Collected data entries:
------------

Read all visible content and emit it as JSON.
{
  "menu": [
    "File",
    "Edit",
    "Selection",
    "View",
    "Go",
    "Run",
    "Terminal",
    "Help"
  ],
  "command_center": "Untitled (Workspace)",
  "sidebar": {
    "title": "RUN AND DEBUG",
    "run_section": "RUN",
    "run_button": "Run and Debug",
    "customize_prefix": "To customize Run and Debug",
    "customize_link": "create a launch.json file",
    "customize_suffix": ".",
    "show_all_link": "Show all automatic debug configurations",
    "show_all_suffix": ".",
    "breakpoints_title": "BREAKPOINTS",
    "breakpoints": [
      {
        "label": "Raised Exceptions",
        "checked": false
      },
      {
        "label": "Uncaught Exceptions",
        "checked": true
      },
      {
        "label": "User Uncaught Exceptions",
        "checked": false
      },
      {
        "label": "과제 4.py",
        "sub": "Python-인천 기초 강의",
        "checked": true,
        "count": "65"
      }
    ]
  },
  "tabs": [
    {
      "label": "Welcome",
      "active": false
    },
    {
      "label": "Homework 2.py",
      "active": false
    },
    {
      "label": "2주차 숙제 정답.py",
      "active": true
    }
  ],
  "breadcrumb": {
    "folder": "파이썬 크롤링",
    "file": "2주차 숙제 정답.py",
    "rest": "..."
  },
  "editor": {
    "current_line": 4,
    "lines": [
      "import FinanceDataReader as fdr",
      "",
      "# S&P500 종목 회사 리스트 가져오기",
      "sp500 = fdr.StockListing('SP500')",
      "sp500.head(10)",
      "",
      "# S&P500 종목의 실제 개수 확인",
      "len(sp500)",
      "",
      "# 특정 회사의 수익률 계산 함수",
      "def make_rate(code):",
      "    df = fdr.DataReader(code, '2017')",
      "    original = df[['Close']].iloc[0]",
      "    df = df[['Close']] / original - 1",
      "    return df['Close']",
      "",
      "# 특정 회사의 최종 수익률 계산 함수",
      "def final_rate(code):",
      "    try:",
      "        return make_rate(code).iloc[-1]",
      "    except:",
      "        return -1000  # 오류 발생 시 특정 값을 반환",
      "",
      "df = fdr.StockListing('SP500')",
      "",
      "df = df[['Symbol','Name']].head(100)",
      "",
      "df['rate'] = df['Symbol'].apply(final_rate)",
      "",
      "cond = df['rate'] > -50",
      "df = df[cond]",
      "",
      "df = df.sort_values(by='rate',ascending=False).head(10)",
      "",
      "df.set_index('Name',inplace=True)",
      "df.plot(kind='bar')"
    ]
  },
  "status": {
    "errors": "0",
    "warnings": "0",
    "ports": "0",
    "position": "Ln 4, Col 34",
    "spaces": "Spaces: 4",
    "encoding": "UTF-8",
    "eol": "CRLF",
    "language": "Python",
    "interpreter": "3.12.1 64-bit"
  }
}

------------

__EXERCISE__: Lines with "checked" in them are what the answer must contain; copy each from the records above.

__RESPONSE__:
        "checked": false
        "checked": true
        "checked": false
        "checked": true,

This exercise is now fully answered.